==== Supplied material ====
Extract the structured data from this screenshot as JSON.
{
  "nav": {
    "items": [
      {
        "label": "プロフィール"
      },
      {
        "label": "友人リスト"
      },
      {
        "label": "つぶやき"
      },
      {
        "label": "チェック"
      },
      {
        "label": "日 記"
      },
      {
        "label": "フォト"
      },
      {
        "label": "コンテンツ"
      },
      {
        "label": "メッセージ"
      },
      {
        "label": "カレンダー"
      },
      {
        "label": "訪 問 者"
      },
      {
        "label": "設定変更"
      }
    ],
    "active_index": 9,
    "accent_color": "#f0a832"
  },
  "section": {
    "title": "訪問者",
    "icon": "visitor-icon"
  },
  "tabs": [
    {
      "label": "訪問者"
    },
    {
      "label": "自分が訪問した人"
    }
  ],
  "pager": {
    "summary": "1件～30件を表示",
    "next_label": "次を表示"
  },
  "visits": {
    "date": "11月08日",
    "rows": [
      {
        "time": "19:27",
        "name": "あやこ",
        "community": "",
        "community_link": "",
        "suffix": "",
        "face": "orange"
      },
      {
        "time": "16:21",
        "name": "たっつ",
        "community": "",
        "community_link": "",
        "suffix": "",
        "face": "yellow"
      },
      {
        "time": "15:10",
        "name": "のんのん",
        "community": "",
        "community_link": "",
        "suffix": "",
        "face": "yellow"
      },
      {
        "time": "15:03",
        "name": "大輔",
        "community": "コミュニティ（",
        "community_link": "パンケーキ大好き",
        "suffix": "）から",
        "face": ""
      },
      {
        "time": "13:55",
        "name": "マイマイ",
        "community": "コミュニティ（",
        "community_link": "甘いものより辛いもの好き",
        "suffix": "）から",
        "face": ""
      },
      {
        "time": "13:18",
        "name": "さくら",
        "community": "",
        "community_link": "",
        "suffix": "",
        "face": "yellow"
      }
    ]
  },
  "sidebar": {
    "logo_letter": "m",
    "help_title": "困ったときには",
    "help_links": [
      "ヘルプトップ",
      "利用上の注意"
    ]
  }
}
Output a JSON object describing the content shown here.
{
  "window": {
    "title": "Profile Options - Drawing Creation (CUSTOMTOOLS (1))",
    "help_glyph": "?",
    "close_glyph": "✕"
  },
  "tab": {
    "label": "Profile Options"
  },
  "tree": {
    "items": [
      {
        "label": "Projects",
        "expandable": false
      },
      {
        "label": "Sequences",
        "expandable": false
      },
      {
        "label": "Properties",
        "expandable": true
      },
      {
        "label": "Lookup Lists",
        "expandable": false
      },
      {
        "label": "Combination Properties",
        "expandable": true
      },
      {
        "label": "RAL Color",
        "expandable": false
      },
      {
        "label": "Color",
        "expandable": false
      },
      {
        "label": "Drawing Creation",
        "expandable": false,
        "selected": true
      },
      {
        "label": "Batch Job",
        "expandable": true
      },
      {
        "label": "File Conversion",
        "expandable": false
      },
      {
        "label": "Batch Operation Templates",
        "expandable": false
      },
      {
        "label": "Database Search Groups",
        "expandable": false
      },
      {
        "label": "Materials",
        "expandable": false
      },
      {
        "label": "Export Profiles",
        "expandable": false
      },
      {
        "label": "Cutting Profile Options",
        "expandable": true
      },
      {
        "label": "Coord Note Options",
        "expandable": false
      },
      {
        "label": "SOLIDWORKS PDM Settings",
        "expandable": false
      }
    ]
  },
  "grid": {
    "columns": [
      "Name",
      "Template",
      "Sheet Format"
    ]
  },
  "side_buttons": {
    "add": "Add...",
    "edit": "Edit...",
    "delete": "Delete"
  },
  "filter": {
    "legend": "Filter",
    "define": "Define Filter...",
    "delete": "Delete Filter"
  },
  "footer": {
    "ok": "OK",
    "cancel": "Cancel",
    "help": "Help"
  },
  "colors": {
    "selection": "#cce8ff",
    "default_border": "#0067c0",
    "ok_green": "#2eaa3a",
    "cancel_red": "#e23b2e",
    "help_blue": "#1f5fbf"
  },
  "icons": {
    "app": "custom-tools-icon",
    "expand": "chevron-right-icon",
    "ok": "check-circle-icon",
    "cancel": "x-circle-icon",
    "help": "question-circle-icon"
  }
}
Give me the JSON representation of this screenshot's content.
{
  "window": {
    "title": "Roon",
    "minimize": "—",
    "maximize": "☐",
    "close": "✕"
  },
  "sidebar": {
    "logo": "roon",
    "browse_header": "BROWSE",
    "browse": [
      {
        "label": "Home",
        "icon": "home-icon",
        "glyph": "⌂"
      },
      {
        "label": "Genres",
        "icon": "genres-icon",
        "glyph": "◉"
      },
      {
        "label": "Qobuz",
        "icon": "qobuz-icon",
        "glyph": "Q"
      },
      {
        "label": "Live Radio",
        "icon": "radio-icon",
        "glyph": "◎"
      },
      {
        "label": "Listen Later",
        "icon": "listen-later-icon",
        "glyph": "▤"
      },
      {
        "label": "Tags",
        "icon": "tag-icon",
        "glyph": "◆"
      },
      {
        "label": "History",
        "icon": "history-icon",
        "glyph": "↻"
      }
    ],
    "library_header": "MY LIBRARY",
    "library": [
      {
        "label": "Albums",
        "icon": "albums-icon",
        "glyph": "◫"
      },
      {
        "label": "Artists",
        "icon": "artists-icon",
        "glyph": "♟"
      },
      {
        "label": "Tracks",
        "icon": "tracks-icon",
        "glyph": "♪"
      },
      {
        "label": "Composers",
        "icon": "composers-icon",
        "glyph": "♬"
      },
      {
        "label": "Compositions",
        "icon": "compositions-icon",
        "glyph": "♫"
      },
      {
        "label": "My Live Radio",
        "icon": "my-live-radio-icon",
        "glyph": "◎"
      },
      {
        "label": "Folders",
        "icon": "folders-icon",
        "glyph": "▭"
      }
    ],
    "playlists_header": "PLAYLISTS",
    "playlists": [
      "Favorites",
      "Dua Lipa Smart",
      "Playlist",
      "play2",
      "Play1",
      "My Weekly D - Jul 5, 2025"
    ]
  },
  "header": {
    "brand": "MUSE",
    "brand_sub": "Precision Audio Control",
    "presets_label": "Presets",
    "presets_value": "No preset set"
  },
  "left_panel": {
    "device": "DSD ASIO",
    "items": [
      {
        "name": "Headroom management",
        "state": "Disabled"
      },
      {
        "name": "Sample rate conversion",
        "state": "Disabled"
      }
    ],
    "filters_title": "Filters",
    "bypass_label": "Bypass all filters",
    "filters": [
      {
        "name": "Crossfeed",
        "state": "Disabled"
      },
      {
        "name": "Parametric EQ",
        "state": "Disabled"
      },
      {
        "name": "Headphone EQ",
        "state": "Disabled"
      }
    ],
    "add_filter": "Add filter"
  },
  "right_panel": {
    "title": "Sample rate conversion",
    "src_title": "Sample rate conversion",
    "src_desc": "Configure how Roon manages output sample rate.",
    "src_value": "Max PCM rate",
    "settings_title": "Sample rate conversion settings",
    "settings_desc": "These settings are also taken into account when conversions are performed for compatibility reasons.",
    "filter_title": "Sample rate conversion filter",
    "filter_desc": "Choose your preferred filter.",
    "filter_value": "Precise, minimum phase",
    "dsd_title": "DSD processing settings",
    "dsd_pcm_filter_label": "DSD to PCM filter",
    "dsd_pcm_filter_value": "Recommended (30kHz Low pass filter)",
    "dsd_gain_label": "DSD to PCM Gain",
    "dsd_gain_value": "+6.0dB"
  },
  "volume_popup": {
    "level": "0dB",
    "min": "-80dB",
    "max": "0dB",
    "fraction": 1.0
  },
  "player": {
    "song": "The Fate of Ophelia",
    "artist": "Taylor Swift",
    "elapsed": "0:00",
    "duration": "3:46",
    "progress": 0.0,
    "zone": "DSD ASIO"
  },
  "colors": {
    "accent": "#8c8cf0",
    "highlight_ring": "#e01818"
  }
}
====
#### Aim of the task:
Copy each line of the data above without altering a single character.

#### Answer:
Extract the structured data from this screenshot as JSON.
{
  "nav": {
    "items": [
      {
        "label": "プロフィール"
      },
      {
        "label": "友人リスト"
      },
      {
        "label": "つぶやき"
      },
      {
        "label": "チェック"
      },
      {
        "label": "日 記"
      },
      {
        "label": "フォト"
      },
      {
        "label": "コンテンツ"
      },
      {
        "label": "メッセージ"
      },
      {
        "label": "カレンダー"
      },
      {
        "label": "訪 問 者"
      },
      {
        "label": "設定変更"
      }
    ],
    "active_index": 9,
    "accent_color": "#f0a832"
  },
  "section": {
    "title": "訪問者",
    "icon": "visitor-icon"
  },
  "tabs": [
    {
      "label": "訪問者"
    },
    {
      "label": "自分が訪問した人"
    }
  ],
  "pager": {
    "summary": "1件～30件を表示",
    "next_label": "次を表示"
  },
  "visits": {
    "date": "11月08日",
    "rows": [
      {
        "time": "19:27",
        "name": "あやこ",
        "community": "",
        "community_link": "",
        "suffix": "",
        "face": "orange"
      },
      {
        "time": "16:21",
        "name": "たっつ",
        "community": "",
        "community_link": "",
        "suffix": "",
        "face": "yellow"
      },
      {
        "time": "15:10",
        "name": "のんのん",
        "community": "",
        "community_link": "",
        "suffix": "",
        "face": "yellow"
      },
      {
        "time": "15:03",
        "name": "大輔",
        "community": "コミュニティ（",
        "community_link": "パンケーキ大好き",
        "suffix": "）から",
        "face": ""
      },
      {
        "time": "13:55",
        "name": "マイマイ",
        "community": "コミュニティ（",
        "community_link": "甘いものより辛いもの好き",
        "suffix": "）から",
        "face": ""
      },
      {
        "time": "13:18",
        "name": "さくら",
        "community": "",
        "community_link": "",
        "suffix": "",
        "face": "yellow"
      }
    ]
  },
  "sidebar": {
    "logo_letter": "m",
    "help_title": "困ったときには",
    "help_links": [
      "ヘルプトップ",
      "利用上の注意"
    ]
  }
}
Output a JSON object describing the content shown here.
{
  "window": {
    "title": "Profile Options - Drawing Creation (CUSTOMTOOLS (1))",
    "help_glyph": "?",
    "close_glyph": "✕"
  },
  "tab": {
    "label": "Profile Options"
  },
  "tree": {
    "items": [
      {
        "label": "Projects",
        "expandable": false
      },
      {
        "label": "Sequences",
        "expandable": false
      },
      {
        "label": "Properties",
        "expandable": true
      },
      {
        "label": "Lookup Lists",
        "expandable": false
      },
      {
        "label": "Combination Properties",
        "expandable": true
      },
      {
        "label": "RAL Color",
        "expandable": false
      },
      {
        "label": "Color",
        "expandable": false
      },
      {
        "label": "Drawing Creation",
        "expandable": false,
        "selected": true
      },
      {
        "label": "Batch Job",
        "expandable": true
      },
      {
        "label": "File Conversion",
        "expandable": false
      },
      {
        "label": "Batch Operation Templates",
        "expandable": false
      },
      {
        "label": "Database Search Groups",
        "expandable": false
      },
      {
        "label": "Materials",
        "expandable": false
      },
      {
        "label": "Export Profiles",
        "expandable": false
      },
      {
        "label": "Cutting Profile Options",
        "expandable": true
      },
      {
        "label": "Coord Note Options",
        "expandable": false
      },
      {
        "label": "SOLIDWORKS PDM Settings",
        "expandable": false
      }
    ]
  },
  "grid": {
    "columns": [
      "Name",
      "Template",
      "Sheet Format"
    ]
  },
  "side_buttons": {
    "add": "Add...",
    "edit": "Edit...",
    "delete": "Delete"
  },
  "filter": {
    "legend": "Filter",
    "define": "Define Filter...",
    "delete": "Delete Filter"
  },
  "footer": {
    "ok": "OK",
    "cancel": "Cancel",
    "help": "Help"
  },
  "colors": {
    "selection": "#cce8ff",
    "default_border": "#0067c0",
    "ok_green": "#2eaa3a",
    "cancel_red": "#e23b2e",
    "help_blue": "#1f5fbf"
  },
  "icons": {
    "app": "custom-tools-icon",
    "expand": "chevron-right-icon",
    "ok": "check-circle-icon",
    "cancel": "x-circle-icon",
    "help": "question-circle-icon"
  }
}
Give me the JSON representation of this screenshot's content.
{
  "window": {
    "title": "Roon",
    "minimize": "—",
    "maximize": "☐",
    "close": "✕"
  },
  "sidebar": {
    "logo": "roon",
    "browse_header": "BROWSE",
    "browse": [
      {
        "label": "Home",
        "icon": "home-icon",
        "glyph": "⌂"
      },
      {
        "label": "Genres",
        "icon": "genres-icon",
        "glyph": "◉"
      },
      {
        "label": "Qobuz",
        "icon": "qobuz-icon",
        "glyph": "Q"
      },
      {
        "label": "Live Radio",
        "icon": "radio-icon",
        "glyph": "◎"
      },
      {
        "label": "Listen Later",
        "icon": "listen-later-icon",
        "glyph": "▤"
      },
      {
        "label": "Tags",
        "icon": "tag-icon",
        "glyph": "◆"
      },
      {
        "label": "History",
        "icon": "history-icon",
        "glyph": "↻"
      }
    ],
    "library_header": "MY LIBRARY",
    "library": [
      {
        "label": "Albums",
        "icon": "albums-icon",
        "glyph": "◫"
      },
      {
        "label": "Artists",
        "icon": "artists-icon",
        "glyph": "♟"
      },
      {
        "label": "Tracks",
        "icon": "tracks-icon",
        "glyph": "♪"
      },
      {
        "label": "Composers",
        "icon": "composers-icon",
        "glyph": "♬"
      },
      {
        "label": "Compositions",
        "icon": "compositions-icon",
        "glyph": "♫"
      },
      {
        "label": "My Live Radio",
        "icon": "my-live-radio-icon",
        "glyph": "◎"
      },
      {
        "label": "Folders",
        "icon": "folders-icon",
        "glyph": "▭"
      }
    ],
    "playlists_header": "PLAYLISTS",
    "playlists": [
      "Favorites",
      "Dua Lipa Smart",
      "Playlist",
      "play2",
      "Play1",
      "My Weekly D - Jul 5, 2025"
    ]
  },
  "header": {
    "brand": "MUSE",
    "brand_sub": "Precision Audio Control",
    "presets_label": "Presets",
    "presets_value": "No preset set"
  },
  "left_panel": {
    "device": "DSD ASIO",
    "items": [
      {
        "name": "Headroom management",
        "state": "Disabled"
      },
      {
        "name": "Sample rate conversion",
        "state": "Disabled"
      }
    ],
    "filters_title": "Filters",
    "bypass_label": "Bypass all filters",
    "filters": [
      {
        "name": "Crossfeed",
        "state": "Disabled"
      },
      {
        "name": "Parametric EQ",
        "state": "Disabled"
      },
      {
        "name": "Headphone EQ",
        "state": "Disabled"
      }
    ],
    "add_filter": "Add filter"
  },
  "right_panel": {
    "title": "Sample rate conversion",
    "src_title": "Sample rate conversion",
    "src_desc": "Configure how Roon manages output sample rate.",
    "src_value": "Max PCM rate",
    "settings_title": "Sample rate conversion settings",
    "settings_desc": "These settings are also taken into account when conversions are performed for compatibility reasons.",
    "filter_title": "Sample rate conversion filter",
    "filter_desc": "Choose your preferred filter.",
    "filter_value": "Precise, minimum phase",
    "dsd_title": "DSD processing settings",
    "dsd_pcm_filter_label": "DSD to PCM filter",
    "dsd_pcm_filter_value": "Recommended (30kHz Low pass filter)",
    "dsd_gain_label": "DSD to PCM Gain",
    "dsd_gain_value": "+6.0dB"
  },
  "volume_popup": {
    "level": "0dB",
    "min": "-80dB",
    "max": "0dB",
    "fraction": 1.0
  },
  "player": {
    "song": "The Fate of Ophelia",
    "artist": "Taylor Swift",
    "elapsed": "0:00",
    "duration": "3:46",
    "progress": 0.0,
    "zone": "DSD ASIO"
  },
  "colors": {
    "accent": "#8c8cf0",
    "highlight_ring": "#e01818"
  }
}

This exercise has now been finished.